Interpretive Summary: Stem rust is the most damaging disease of perennial ryegrass grown as a seed crop. Disease management is achieved through fungicide applications, because there is no adequate host genetic resistance to the disease. Effective cultural control methods could supplement disease management options. This research demonstrated the importance of autumn planting date in determining severity of the stem rust epidemic that occurs the following spring. Perennial ryegrass stands planted late in the autumn had only 3% as much stem rust in June as stands planted early in the autumn. A disadvantage to late planting is that seed yield of late-planted stands were lower than yield of early planted stands. However, results indicate it may be possible to select an intermediate planting date that provides disease management benefits without sacrificing yield. Delayed autumn planting date may provide a useful cultural control method for stem rust in first-year stands of perennial ryegrass seed crops, thereby reducing the number of fungicide applications required to manage the disease.

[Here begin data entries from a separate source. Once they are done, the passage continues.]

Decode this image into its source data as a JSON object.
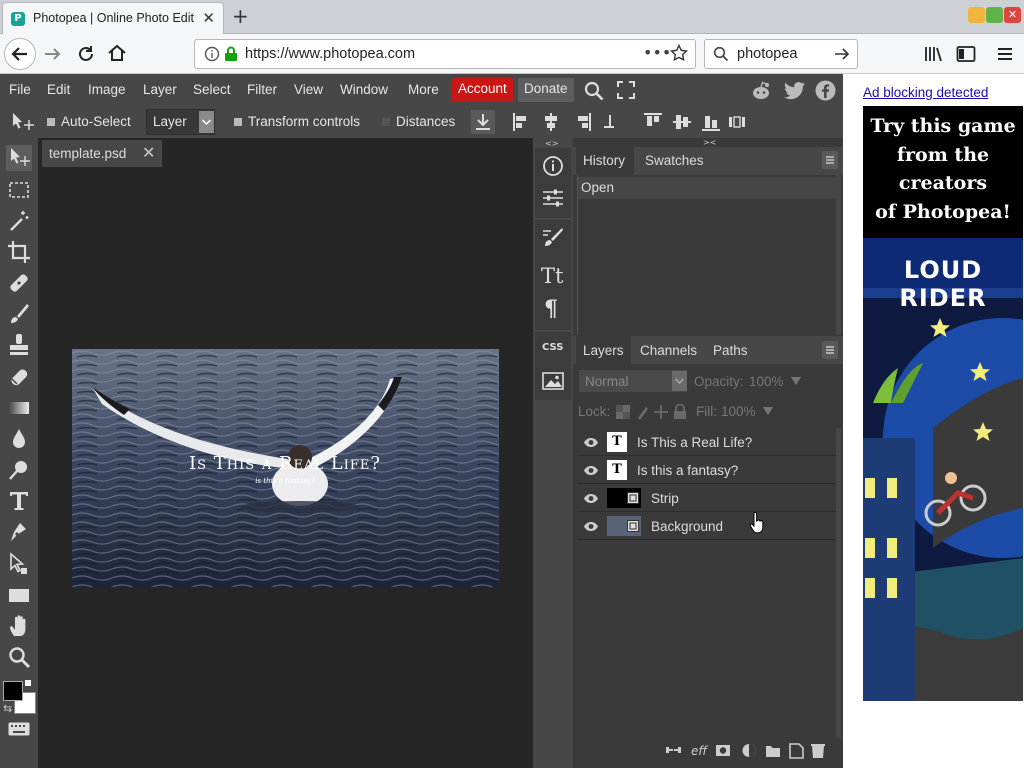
{
  "browser": {
    "tab_title": "Photopea | Online Photo Edit",
    "tab_favicon": "P",
    "url": "https://www.photopea.com",
    "search_text": "photopea"
  },
  "menu": {
    "items": [
      "File",
      "Edit",
      "Image",
      "Layer",
      "Select",
      "Filter",
      "View",
      "Window",
      "More"
    ],
    "account": "Account",
    "donate": "Donate"
  },
  "options": {
    "auto_select": "Auto-Select",
    "layer_select": "Layer",
    "transform_controls": "Transform controls",
    "distances": "Distances"
  },
  "document": {
    "tab_name": "template.psd",
    "title_text": "Is This a Real Life?",
    "subtitle_text": "is this a fantasy?"
  },
  "history_panel": {
    "tabs": [
      "History",
      "Swatches"
    ],
    "entries": [
      "Open"
    ]
  },
  "layers_panel": {
    "tabs": [
      "Layers",
      "Channels",
      "Paths"
    ],
    "blend_mode": "Normal",
    "opacity_label": "Opacity:",
    "opacity_value": "100%",
    "lock_label": "Lock:",
    "fill_label": "Fill:",
    "fill_value": "100%",
    "layers": [
      "Is This a Real Life?",
      "Is this a fantasy?",
      "Strip",
      "Background"
    ]
  },
  "ad": {
    "blocking_text": "Ad blocking detected",
    "headline": [
      "Try this game",
      "from the",
      "creators",
      "of Photopea!"
    ],
    "game_title": "LOUD RIDER"
  },
  "colors": {
    "app_bg": "#474747",
    "canvas_bg": "#262626",
    "account_red": "#cc1515",
    "link_blue": "#1a0dab"
  }
}
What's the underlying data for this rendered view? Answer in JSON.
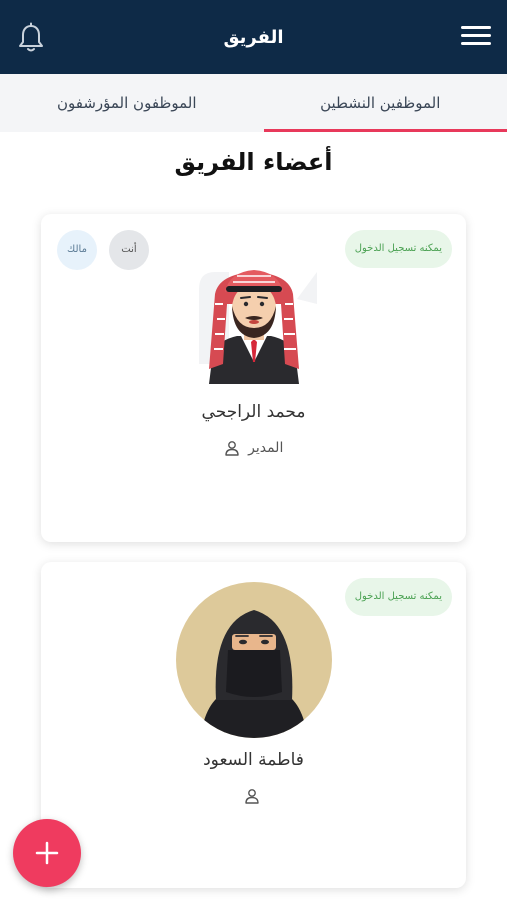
{
  "header": {
    "title": "الفريق",
    "bell_icon": "bell-icon",
    "menu_icon": "hamburger-menu-icon"
  },
  "tabs": [
    {
      "label": "الموظفين النشطين",
      "active": true
    },
    {
      "label": "الموظفون المؤرشفون",
      "active": false
    }
  ],
  "section_title": "أعضاء الفريق",
  "members": [
    {
      "name": "محمد الراجحي",
      "role": "المدير",
      "login_badge": "يمكنه تسجيل الدخول",
      "you_badge": "أنت",
      "owner_badge": "مالك"
    },
    {
      "name": "فاطمة السعود",
      "role": "",
      "login_badge": "يمكنه تسجيل الدخول"
    }
  ],
  "fab": {
    "icon": "plus-icon"
  },
  "colors": {
    "header_bg": "#0e2a47",
    "accent": "#e8395b",
    "fab": "#ef3b5f",
    "login_badge_bg": "#e8f6e9",
    "login_badge_text": "#4aa152"
  }
}
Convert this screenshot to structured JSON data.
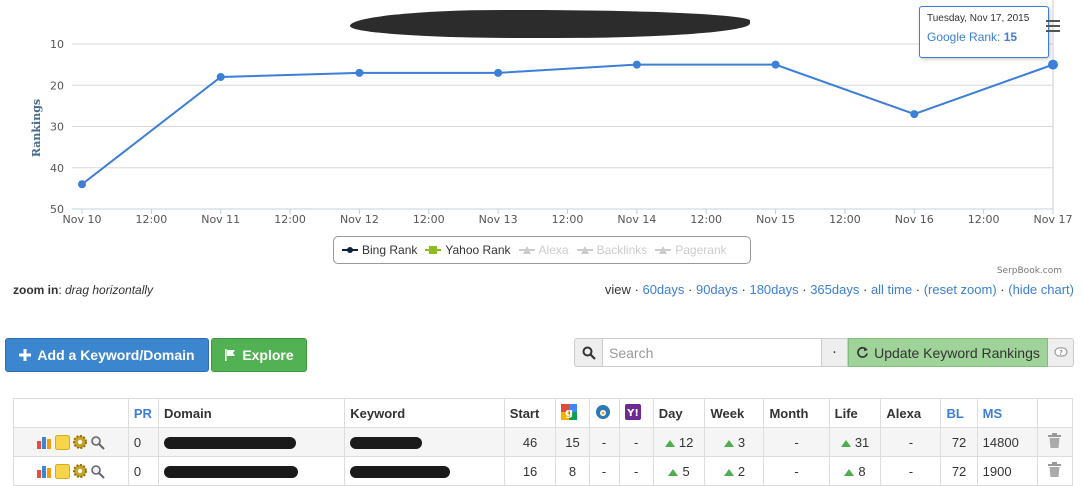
{
  "chart": {
    "y_axis_title": "Rankings",
    "credit": "SerpBook.com",
    "menu_icon": "hamburger-menu-icon"
  },
  "chart_data": {
    "type": "line",
    "title": "",
    "ylabel": "Rankings",
    "ylim": [
      10,
      50
    ],
    "y_reversed": true,
    "y_ticks": [
      10,
      20,
      30,
      40,
      50
    ],
    "x_ticks": [
      "Nov 10",
      "12:00",
      "Nov 11",
      "12:00",
      "Nov 12",
      "12:00",
      "Nov 13",
      "12:00",
      "Nov 14",
      "12:00",
      "Nov 15",
      "12:00",
      "Nov 16",
      "12:00",
      "Nov 17"
    ],
    "x": [
      "Nov 10",
      "Nov 11",
      "Nov 12",
      "Nov 13",
      "Nov 14",
      "Nov 15",
      "Nov 16",
      "Nov 17"
    ],
    "series": [
      {
        "name": "Google Rank",
        "color": "#3b7fd6",
        "values": [
          44,
          18,
          17,
          17,
          15,
          15,
          27,
          15
        ]
      }
    ],
    "grid": true,
    "legend_placement": "bottom-center"
  },
  "tooltip": {
    "date": "Tuesday, Nov 17, 2015",
    "label": "Google Rank:",
    "value": "15"
  },
  "legend": {
    "items": [
      {
        "label": "Bing Rank",
        "color": "#0d233a",
        "active": true
      },
      {
        "label": "Yahoo Rank",
        "color": "#8bbc21",
        "active": true
      },
      {
        "label": "Alexa",
        "color": "#cccccc",
        "active": false
      },
      {
        "label": "Backlinks",
        "color": "#cccccc",
        "active": false
      },
      {
        "label": "Pagerank",
        "color": "#cccccc",
        "active": false
      }
    ]
  },
  "zoom": {
    "label": "zoom in",
    "hint": "drag horizontally"
  },
  "view": {
    "label": "view",
    "links": [
      "60days",
      "90days",
      "180days",
      "365days",
      "all time",
      "(reset zoom)",
      "(hide chart)"
    ]
  },
  "buttons": {
    "add_label": "Add a Keyword/Domain",
    "explore_label": "Explore",
    "update_label": "Update Keyword Rankings"
  },
  "search": {
    "placeholder": "Search",
    "dot": "·"
  },
  "table": {
    "headers": {
      "pr": "PR",
      "domain": "Domain",
      "keyword": "Keyword",
      "start": "Start",
      "day": "Day",
      "week": "Week",
      "month": "Month",
      "life": "Life",
      "alexa": "Alexa",
      "bl": "BL",
      "ms": "MS"
    },
    "rows": [
      {
        "pr": "0",
        "start": "46",
        "google": "15",
        "bing": "-",
        "yahoo": "-",
        "day": "12",
        "week": "3",
        "month": "-",
        "life": "31",
        "alexa": "-",
        "bl": "72",
        "ms": "14800"
      },
      {
        "pr": "0",
        "start": "16",
        "google": "8",
        "bing": "-",
        "yahoo": "-",
        "day": "5",
        "week": "2",
        "month": "-",
        "life": "8",
        "alexa": "-",
        "bl": "72",
        "ms": "1900"
      }
    ]
  },
  "colors": {
    "primary": "#3b86cf",
    "success": "#52b152",
    "update_green": "#9fd39a",
    "link": "#3b7fd6"
  }
}
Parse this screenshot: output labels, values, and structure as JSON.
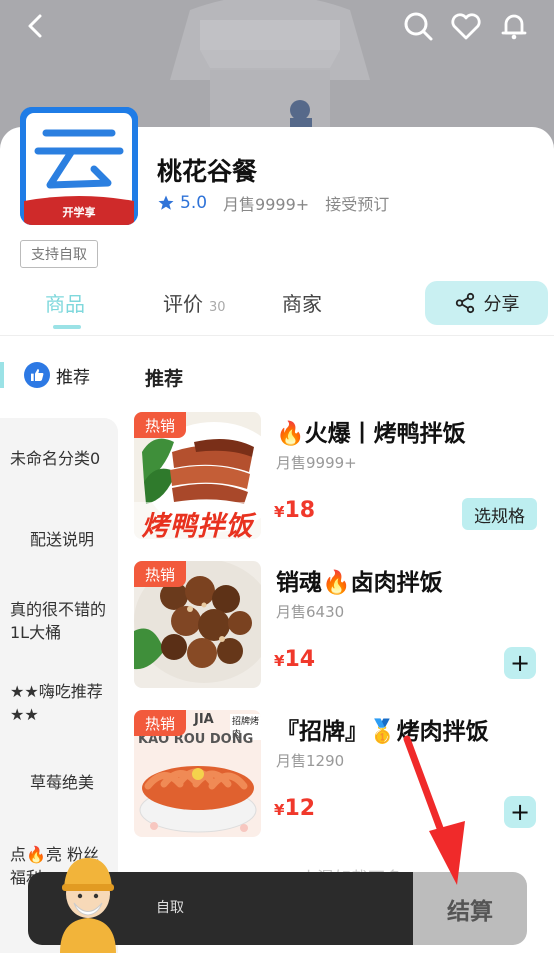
{
  "header": {
    "back_icon": "back-arrow-icon",
    "search_icon": "search-icon",
    "favorite_icon": "heart-icon",
    "notification_icon": "bell-icon"
  },
  "shop": {
    "logo_text": "开学享",
    "name": "桃花谷餐",
    "rating": "5.0",
    "monthly_sales": "月售9999+",
    "reservation": "接受预订",
    "pickup_tag": "支持自取"
  },
  "tabs": {
    "goods": "商品",
    "reviews": "评价",
    "reviews_count": "30",
    "merchant": "商家",
    "share": "分享"
  },
  "sidebar": {
    "recommend": "推荐",
    "items": [
      "未命名分类0",
      "配送说明",
      "真的很不错的1L大桶",
      "★★嗨吃推荐★★",
      "草莓绝美",
      "点🔥亮 粉丝福利"
    ]
  },
  "category_title": "推荐",
  "products": [
    {
      "badge": "热销",
      "name": "🔥火爆丨烤鸭拌饭",
      "sold": "月售9999+",
      "currency": "¥",
      "price": "18",
      "action": "选规格",
      "image_text": "烤鸭拌饭"
    },
    {
      "badge": "热销",
      "name": "销魂🔥卤肉拌饭",
      "sold": "月售6430",
      "currency": "¥",
      "price": "14",
      "action": "+"
    },
    {
      "badge": "热销",
      "name": "『招牌』🥇烤肉拌饭",
      "sold": "月售1290",
      "currency": "¥",
      "price": "12",
      "action": "+",
      "image_text_top": "JIA",
      "image_text_mid": "KAO ROU DONG",
      "image_tag": "招牌烤肉"
    }
  ],
  "bottom_bar": {
    "pickup": "自取",
    "checkout": "结算",
    "faded_text": "小混如哉不多"
  },
  "colors": {
    "accent": "#9be2e6",
    "price": "#f0382b",
    "hot_badge": "#f25a3c",
    "rating": "#2f73d8",
    "arrow": "#f02a2a"
  }
}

Technical Abstract: Perennial ryegrass (Lolium perenne L.) grown for seed is planted in autumn for July harvest (first-year seed crop), then kept in production for subsequent yearly harvests. Plots of first-year perennial ryegrass planted in early November had only 3% as much stem rust in June as plots planted in mid-September. In additional plots where fungicides were used to prevent rust development, seed yield of the November-planted plots was reduced by 23% compared to September-planted plots. In one year of the study, a planting in mid-October produced plots with low rust severity (equivalent to rust level in November-planted plots) and full seed yield potential (equivalent to that in September-planted plots). In the second-year seed crop, stem rust severity in June was intermediate between severities in early- and late-planted first-year plots. The association of reduced stem rust severity with late planting for first-year crops was observed for 5 of 6 perennial ryegrass cultivars tested. Degree of reduction in disease severity due to planting date was greatest for the cultivars that had the highest disease severity in early-planted stands. Delay of autumn planting date may provide a useful cultural control method for first-year stands of perennial ryegrass seed crops.